My wife, too, speaks in what scholars call General American, with only the occasional Midwestern lilt. (She’s from St. Louis.) But when she says that word—and she insists she says it right—it comes out koopon. When I say it, it’s cyoopon. We had been a couple for several years before she pointed out the discrepancy, and until that point I’m not sure I’d registered that anyone said coupon any differently than I and my family and, as far as I knew, everyone I know did. Like dog and Trump, there was only one way to pronounce coupon, and if anyone said it another way, I didn’t notice. Now I had to wonder if there had been a glitch or antique in my speech the entire time.

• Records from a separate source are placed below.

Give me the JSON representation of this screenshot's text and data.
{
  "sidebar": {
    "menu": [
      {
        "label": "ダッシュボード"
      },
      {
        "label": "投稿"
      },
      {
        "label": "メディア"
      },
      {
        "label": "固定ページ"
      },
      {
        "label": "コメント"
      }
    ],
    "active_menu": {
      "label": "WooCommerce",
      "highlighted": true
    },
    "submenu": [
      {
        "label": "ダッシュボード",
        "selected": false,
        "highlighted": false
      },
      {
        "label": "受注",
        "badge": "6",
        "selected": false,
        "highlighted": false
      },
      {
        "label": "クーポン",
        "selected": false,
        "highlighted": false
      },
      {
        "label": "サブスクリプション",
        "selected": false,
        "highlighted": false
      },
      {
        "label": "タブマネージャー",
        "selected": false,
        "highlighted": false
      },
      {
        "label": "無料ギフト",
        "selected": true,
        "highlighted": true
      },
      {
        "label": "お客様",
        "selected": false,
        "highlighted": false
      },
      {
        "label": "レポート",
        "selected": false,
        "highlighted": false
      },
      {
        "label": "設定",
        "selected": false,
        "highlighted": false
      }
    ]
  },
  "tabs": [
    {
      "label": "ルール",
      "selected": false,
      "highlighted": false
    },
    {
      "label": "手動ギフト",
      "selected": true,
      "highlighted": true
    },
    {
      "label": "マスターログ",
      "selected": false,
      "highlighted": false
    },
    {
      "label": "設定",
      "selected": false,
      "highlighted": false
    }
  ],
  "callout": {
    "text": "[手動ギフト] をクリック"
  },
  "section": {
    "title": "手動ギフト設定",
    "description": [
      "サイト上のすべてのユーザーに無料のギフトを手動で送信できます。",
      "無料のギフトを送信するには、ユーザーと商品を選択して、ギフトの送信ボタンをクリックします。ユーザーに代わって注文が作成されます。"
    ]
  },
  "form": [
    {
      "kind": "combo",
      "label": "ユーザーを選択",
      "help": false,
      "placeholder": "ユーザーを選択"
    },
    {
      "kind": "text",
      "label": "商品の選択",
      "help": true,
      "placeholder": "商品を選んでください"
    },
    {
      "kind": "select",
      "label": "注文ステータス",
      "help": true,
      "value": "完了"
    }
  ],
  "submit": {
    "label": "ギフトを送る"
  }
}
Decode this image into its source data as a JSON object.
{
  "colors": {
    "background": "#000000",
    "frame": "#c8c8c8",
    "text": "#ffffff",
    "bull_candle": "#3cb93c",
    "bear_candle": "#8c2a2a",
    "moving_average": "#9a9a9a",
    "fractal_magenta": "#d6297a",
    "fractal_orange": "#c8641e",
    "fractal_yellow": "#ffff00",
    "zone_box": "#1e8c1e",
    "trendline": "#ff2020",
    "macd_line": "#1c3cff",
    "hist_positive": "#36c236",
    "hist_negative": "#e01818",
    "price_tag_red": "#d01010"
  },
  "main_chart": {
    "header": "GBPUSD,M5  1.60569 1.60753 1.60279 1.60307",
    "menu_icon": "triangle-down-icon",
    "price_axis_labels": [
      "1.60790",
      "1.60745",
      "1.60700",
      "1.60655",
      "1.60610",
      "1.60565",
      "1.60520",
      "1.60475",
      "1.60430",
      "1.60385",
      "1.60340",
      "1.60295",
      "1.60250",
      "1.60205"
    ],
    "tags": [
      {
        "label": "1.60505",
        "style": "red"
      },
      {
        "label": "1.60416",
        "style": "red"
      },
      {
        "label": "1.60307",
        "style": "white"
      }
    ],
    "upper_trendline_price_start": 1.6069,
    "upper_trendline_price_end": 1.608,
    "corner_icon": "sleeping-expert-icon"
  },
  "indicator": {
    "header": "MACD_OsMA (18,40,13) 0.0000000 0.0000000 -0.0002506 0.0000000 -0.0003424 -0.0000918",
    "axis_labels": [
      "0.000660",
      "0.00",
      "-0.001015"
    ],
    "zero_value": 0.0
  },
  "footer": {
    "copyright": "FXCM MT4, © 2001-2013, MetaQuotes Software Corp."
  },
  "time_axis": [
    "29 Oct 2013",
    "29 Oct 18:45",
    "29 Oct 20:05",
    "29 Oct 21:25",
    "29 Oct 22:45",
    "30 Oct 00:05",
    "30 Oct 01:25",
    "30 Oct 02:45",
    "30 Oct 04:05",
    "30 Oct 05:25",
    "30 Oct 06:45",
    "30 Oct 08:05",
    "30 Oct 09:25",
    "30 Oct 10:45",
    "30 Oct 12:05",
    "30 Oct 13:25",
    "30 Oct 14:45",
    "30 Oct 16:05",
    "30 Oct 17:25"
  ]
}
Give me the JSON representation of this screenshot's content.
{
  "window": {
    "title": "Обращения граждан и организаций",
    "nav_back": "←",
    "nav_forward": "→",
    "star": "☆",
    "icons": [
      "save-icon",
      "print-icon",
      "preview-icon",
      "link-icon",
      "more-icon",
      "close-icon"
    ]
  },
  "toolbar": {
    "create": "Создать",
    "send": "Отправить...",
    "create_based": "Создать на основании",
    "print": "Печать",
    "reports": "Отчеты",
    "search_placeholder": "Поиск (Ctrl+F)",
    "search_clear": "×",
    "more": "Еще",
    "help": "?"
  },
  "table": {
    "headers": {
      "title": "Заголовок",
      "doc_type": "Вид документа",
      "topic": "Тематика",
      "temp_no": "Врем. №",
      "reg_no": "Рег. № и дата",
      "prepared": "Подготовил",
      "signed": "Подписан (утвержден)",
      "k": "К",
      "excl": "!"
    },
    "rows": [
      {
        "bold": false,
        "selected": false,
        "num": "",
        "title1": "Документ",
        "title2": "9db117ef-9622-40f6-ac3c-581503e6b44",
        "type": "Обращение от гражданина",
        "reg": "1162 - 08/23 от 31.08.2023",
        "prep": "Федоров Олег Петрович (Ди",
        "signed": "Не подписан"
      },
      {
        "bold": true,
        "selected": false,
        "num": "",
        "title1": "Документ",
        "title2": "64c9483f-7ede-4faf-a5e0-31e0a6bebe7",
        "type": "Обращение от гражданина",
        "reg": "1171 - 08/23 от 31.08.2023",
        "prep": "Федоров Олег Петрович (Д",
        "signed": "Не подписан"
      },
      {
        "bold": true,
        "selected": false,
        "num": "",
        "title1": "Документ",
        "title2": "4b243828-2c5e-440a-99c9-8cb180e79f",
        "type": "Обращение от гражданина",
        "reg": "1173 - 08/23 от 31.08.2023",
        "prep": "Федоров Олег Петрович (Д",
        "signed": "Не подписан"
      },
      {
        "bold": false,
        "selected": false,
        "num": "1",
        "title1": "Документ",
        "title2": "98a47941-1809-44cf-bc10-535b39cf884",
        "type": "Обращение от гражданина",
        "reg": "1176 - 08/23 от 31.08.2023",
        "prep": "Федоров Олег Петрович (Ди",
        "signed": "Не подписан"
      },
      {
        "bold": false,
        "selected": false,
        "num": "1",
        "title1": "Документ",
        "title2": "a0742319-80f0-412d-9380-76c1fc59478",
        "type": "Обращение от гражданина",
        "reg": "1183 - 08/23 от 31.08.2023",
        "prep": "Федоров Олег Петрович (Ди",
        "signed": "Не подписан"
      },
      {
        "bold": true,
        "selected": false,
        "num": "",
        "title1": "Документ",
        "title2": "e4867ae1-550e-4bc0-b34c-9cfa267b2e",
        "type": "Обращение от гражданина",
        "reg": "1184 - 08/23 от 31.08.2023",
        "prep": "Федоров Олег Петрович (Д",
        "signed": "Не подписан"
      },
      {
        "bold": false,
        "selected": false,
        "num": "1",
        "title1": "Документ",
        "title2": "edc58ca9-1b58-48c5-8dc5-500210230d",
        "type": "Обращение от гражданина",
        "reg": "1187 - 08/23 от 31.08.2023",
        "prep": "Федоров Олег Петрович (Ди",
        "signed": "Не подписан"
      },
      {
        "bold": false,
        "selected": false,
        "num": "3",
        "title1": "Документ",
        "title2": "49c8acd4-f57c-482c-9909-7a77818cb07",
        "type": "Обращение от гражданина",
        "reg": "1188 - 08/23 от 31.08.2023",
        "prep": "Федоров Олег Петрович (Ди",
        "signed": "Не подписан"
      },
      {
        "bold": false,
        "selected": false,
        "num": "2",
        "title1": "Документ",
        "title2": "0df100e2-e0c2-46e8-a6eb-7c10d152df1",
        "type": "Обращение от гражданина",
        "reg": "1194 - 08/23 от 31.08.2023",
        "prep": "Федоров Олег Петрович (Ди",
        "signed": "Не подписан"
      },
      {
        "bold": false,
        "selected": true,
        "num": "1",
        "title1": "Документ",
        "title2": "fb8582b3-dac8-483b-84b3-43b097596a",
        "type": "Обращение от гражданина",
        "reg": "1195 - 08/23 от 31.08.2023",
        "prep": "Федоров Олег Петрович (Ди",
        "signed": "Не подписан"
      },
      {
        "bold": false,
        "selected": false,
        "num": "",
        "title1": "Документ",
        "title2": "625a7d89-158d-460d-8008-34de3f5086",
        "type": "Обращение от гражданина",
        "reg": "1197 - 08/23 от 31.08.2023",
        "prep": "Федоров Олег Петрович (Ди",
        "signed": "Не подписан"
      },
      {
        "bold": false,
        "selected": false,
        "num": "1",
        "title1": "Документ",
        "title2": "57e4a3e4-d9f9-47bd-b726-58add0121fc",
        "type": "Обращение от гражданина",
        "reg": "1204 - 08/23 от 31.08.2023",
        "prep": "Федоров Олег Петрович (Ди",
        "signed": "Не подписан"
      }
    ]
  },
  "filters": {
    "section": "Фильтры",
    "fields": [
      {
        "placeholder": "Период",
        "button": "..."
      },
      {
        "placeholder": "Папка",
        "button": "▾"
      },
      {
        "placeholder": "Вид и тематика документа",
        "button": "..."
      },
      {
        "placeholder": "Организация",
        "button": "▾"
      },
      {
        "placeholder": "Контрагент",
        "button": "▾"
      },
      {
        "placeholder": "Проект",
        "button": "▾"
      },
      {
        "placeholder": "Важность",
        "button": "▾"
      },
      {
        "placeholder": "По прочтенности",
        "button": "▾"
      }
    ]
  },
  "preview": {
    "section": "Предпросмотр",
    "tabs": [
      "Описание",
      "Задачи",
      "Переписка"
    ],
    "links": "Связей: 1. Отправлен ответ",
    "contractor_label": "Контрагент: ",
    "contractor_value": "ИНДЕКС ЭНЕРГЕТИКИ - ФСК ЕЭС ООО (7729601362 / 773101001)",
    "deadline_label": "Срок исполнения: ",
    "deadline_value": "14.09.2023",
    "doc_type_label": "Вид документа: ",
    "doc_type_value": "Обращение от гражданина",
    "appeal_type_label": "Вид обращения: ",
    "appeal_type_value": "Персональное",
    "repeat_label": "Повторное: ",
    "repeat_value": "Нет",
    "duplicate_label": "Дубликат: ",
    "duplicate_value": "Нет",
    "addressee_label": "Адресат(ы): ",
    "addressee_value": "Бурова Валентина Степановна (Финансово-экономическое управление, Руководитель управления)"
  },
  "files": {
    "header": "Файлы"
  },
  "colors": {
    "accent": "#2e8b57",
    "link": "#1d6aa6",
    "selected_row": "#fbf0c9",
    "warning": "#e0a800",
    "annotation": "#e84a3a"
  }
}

First, points to my wife, who argued, correctly, that you would never stage a cyoo d’état; coup is pronounced coo, and so it follows that coupon, which derives from the French verb couper (“to cut”), would share the pronunciation. Now that I’ve been thinking about this silly topic for a while, I realize most Brits say koo, not cyoo. Dictionaries on both sides of the pond say I am wrong, or at least that koopon is the preferred pronunciation, as do almost every one of those pronunciation guides on YouTube:
The shockingly robust cottage industry of YouTube pronunciation services is not unanimous on this matter, however. According to Pronunciation Book—bless them—it’s cyoopon, a stance that has earned the video 81 thumbs up and 154 thumbs down. Sample comment: “THERE IS NO Q IN COUPON!!!!”
And so it would seem that what I always assumed was normal is very much not. And yet: When the website coupons.com polled the issue in 2011, it found that 57 percent of respondents said cyoopon—with the top 5 states that favored the pronunciation including New Mexico, Idaho, the Dakotas, and (confusingly) my wife’s state, Missouri. Meanwhile, according to that survey, the District of Columbia, whose city limits I grew up not far from, vastly prefers koopon, even though I do not. Other data sets, including a vast one collected by Cambridge University’s Bert Vaux, show a preference for koopon—and as this coupon-specific map drawn from that data shows, I am indeed a geographic outlier.
Normal or not, I cherish these quirks of our language, these reminders that it is the stretchy sinew of all of our backgrounds and experiences. I may find it a little weird when I hear someone say idear instead of idea, but it also gives me a frisson. I’m glad its speaker may not be aware that it’s not or no longer normal, and I treasure that this fragment of a past era or a present demimonde has made it to my ear. That’s why, after a brief crisis of pronunciation, I’ve decided to stand by cyoopon and move on to other matters.
Like how to say cumin.
Read more from Normal, Slate's pop-up blog about how you're supposed to do it.